Rossel money split into two variations. Dap money came in single polished pieces of shells, and ko money in
sets of 10 discs made from shells. Dap money covered a larger range of values and stretched into the smallest values, whereas ko money exchanged hands in the larger transactions. These two variations bore some gender connotation, dap money was looked on as men’s money, and ko money as women’s money. Some goods were only priced in one type of money, and other goods in a combination of dap and ko money.
The system of denominations of shells of different values made the Rossel money unique among primitive
currencies. The actual names were a bit clumsy, but 22 different values are represented. For simplification it
is easiest to regard the lowest denomination as number 1, the next lowest denomination as number 2, and so on, until the largest denomination of number 22 is reached. Dap came in all 22 denominations, but ko came only in
denominations of numbers 8 through 22. One denomination was not a multiple of other denominations, and no one denomination was equivalent to a fixed number of other denominations, contrary to the U.S. monetary system in which 100 pennies equal a dollar. A good costing a number 10 could not be purchased with anything but a number 10, and not in a multiple of smaller denominations.
The differences in value between denominations were based on the amount of time one denomination would have to be loaned out before repayment could be required in another denomination. If a number 10 was loaned out for a length of time, the loan had to be repaid in a number 11. A loan of a number 10 for longer
lengths of time called for repayment in a number 12, or a higher denomination, depending on the length of the loan. 
Transactions involved a highly elaborate system of credit. Suppose individual A sought to purchase a product

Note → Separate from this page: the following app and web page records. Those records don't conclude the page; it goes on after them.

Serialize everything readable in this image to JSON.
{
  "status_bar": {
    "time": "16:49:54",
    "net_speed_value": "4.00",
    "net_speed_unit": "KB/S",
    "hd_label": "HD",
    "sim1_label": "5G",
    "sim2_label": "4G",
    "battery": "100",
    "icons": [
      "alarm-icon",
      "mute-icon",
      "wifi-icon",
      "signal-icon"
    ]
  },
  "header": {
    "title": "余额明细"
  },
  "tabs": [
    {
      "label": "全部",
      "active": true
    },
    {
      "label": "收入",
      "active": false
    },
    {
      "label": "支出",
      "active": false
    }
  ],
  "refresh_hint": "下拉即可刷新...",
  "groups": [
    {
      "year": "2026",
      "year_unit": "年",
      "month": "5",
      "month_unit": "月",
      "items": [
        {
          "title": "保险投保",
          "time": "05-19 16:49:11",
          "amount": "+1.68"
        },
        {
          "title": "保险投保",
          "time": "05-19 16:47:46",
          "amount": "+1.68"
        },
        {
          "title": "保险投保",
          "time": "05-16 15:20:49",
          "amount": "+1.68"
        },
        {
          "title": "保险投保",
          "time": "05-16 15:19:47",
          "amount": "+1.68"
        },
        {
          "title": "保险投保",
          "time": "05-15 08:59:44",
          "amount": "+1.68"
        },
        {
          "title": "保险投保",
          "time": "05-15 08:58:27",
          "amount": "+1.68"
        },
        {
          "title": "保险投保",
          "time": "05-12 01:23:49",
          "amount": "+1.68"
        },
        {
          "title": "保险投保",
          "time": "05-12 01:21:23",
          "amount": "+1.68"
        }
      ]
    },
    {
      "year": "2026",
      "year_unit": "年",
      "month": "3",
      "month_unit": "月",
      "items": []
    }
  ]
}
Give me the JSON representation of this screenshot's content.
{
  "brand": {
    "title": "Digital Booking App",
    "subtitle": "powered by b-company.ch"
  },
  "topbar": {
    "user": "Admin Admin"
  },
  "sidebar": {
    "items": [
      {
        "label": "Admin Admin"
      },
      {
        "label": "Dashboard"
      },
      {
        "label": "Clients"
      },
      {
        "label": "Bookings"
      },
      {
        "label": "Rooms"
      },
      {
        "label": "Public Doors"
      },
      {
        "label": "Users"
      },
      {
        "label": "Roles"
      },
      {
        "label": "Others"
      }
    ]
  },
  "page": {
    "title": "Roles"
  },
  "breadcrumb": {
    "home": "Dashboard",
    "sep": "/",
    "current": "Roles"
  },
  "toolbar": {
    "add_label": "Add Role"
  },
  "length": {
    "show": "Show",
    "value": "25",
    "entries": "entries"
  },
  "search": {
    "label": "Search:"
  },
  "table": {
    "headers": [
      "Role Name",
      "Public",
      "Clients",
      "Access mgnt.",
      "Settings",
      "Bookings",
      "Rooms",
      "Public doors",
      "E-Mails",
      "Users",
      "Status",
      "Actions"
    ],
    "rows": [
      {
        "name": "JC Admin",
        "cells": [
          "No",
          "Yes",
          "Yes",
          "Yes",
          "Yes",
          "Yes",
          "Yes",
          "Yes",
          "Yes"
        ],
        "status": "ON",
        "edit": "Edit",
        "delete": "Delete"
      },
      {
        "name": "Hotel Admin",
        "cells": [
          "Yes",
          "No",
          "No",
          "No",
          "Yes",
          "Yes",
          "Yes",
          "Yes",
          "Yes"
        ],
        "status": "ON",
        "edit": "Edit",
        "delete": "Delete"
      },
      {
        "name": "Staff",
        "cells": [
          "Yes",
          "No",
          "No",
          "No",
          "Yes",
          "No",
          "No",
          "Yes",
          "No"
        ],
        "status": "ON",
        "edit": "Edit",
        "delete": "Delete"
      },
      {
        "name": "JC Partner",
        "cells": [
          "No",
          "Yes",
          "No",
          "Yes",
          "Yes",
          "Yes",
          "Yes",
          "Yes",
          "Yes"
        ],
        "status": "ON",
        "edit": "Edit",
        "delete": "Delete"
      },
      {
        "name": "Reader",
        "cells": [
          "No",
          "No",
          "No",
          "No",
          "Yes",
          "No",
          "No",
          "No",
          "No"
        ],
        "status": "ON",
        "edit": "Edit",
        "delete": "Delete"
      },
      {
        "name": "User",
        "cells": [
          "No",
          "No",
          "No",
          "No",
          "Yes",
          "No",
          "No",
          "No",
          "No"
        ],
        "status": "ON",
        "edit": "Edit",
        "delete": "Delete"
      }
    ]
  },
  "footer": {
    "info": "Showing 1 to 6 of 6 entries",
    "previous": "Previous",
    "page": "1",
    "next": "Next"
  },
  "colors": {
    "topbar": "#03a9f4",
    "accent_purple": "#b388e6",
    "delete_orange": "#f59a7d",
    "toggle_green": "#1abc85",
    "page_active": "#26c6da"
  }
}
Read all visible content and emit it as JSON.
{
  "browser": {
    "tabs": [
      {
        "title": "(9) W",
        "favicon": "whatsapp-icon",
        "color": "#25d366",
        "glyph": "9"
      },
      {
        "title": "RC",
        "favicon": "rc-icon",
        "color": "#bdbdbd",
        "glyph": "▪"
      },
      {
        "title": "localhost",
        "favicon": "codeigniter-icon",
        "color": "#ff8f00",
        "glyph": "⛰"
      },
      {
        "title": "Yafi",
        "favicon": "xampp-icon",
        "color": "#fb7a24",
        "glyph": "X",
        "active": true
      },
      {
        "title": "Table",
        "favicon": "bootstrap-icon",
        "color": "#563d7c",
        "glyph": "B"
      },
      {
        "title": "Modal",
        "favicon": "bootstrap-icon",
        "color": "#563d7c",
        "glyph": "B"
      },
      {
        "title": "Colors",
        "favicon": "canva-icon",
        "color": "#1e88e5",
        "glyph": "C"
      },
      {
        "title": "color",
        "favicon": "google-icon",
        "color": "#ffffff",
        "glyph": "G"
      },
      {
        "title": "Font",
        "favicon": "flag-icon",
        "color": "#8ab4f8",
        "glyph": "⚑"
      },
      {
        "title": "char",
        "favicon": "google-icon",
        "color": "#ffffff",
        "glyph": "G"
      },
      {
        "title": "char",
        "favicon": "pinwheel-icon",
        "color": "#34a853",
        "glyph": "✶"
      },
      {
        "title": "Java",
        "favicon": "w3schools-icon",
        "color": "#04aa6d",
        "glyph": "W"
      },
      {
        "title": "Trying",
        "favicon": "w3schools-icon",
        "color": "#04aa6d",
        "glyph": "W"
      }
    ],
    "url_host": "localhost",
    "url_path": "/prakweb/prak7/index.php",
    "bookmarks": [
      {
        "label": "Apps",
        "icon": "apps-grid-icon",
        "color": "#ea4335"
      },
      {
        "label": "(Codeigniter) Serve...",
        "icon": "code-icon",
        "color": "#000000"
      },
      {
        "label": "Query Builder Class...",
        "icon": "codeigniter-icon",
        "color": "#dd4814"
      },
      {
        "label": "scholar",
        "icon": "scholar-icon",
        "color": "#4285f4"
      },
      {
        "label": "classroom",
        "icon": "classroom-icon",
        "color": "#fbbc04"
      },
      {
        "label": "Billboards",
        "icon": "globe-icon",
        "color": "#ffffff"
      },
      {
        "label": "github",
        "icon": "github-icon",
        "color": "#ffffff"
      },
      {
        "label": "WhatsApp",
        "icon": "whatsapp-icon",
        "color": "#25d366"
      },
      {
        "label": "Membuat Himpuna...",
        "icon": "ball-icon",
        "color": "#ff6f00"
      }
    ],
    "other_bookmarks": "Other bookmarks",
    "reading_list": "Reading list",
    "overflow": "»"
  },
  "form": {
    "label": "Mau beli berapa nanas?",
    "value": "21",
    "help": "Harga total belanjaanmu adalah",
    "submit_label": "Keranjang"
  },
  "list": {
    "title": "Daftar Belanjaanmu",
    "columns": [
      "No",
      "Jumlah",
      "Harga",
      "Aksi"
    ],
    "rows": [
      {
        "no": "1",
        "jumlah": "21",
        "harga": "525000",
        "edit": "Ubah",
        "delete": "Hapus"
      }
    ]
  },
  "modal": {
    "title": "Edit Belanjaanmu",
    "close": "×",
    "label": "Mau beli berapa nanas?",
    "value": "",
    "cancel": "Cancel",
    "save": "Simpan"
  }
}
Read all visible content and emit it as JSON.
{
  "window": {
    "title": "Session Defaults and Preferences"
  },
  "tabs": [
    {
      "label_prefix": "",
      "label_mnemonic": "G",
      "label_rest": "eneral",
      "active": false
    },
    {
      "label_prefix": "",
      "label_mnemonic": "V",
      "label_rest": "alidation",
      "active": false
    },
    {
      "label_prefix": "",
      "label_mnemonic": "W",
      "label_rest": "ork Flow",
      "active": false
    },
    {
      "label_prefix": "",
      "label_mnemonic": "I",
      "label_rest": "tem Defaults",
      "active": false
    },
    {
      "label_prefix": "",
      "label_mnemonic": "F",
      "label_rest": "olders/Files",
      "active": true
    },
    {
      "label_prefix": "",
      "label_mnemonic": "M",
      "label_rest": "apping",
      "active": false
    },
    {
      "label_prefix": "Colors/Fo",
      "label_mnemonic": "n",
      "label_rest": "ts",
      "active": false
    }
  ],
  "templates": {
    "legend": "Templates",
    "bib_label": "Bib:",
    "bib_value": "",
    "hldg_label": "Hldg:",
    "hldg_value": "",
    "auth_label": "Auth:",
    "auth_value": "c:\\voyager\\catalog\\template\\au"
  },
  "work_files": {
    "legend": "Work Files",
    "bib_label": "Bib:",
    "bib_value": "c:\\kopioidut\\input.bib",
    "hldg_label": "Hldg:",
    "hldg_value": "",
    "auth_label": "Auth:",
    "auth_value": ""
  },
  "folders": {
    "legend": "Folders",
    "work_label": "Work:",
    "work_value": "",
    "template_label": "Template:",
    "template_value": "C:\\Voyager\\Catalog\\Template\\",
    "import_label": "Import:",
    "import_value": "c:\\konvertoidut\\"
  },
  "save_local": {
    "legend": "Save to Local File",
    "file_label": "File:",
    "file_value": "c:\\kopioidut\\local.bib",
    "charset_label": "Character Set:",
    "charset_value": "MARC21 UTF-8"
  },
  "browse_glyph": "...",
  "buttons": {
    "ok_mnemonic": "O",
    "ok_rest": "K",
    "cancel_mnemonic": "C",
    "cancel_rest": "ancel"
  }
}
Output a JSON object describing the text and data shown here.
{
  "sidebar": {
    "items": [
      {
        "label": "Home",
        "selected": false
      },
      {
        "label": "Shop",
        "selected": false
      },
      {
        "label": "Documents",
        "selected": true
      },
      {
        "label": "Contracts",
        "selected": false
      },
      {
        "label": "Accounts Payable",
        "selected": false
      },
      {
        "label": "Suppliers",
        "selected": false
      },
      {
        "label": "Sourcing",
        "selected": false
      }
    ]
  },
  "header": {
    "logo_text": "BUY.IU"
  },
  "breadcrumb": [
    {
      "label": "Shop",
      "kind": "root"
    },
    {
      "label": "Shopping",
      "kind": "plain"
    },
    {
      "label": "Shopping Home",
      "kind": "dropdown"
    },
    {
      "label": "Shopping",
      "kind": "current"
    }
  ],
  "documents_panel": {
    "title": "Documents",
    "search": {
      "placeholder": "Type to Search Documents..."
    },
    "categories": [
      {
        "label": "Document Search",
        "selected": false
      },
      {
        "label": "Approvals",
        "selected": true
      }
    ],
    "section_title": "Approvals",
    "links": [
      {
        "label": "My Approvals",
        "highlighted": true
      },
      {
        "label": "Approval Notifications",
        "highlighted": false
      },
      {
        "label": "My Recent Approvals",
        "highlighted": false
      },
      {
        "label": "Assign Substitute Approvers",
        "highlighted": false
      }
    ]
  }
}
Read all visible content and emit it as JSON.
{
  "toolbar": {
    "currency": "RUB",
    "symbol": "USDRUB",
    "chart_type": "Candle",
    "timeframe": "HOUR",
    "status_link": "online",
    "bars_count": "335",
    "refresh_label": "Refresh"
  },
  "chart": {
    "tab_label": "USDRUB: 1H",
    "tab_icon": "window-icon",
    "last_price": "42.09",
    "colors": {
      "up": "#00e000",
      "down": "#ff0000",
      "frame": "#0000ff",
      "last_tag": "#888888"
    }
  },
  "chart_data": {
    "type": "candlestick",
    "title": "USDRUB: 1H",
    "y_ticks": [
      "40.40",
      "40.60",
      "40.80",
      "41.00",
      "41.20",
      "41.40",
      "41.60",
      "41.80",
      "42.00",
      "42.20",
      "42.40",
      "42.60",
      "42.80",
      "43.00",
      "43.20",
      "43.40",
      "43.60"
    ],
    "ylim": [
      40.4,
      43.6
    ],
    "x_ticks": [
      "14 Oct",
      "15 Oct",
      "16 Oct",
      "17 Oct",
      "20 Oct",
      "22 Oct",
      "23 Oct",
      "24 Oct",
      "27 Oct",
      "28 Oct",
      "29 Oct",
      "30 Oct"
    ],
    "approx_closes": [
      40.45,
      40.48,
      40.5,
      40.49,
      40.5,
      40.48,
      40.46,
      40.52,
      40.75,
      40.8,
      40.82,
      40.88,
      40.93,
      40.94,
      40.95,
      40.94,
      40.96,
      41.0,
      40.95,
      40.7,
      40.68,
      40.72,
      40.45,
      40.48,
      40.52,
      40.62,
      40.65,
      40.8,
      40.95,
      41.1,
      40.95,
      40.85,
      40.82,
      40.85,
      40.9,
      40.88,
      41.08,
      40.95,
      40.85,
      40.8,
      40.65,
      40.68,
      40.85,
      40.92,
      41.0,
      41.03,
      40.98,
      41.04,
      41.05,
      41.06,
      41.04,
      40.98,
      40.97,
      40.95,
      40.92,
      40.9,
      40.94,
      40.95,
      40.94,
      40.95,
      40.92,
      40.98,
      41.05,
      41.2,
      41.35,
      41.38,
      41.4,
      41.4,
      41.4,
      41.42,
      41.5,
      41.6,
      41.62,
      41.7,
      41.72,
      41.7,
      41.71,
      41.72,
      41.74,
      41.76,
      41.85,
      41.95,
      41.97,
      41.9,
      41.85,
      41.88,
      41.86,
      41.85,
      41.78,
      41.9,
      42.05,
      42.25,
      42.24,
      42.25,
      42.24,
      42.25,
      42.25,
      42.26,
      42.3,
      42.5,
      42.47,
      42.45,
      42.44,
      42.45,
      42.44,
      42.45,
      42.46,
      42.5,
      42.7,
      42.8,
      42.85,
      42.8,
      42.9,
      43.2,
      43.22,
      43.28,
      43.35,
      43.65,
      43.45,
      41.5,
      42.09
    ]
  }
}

priced at number 10 in dap, and this individual owned denominations below number 10 and above number 10, but not in number 10. This individual would borrow a number 10, and would repay the loan in the future with a denomination higher than a number 10, as a means of paying interest. This individual would not mind this arrangement, having the opportunity to loan out his own dap denominations and earning interest also. If a number 22 was loaned out, an initial interest payment was made in a smaller denomination, and in the future the loan was repaid with another number 22. A special class of brokers arranged these necessary transactions.
The currency units, or shells, of the higher-valued denominations (number 18 and above) were known on an individual basis by active financial traders. Only seven currency units of denomination number 22 were in existence, all owned by chiefs. The higher values were considered sacred. When a number 18 exchanged hands, the parties involved crouched down. Numbers 19 to 22 were kept enclosed, always protected from the light of day.
See also: Yap Money 
Armstrong, W. E. “Rossel Island Money: A Unique Monetary System.” The Economic Journal 34 (1924): 424–429.
Einzig, Paul. 1966. Primitive Money.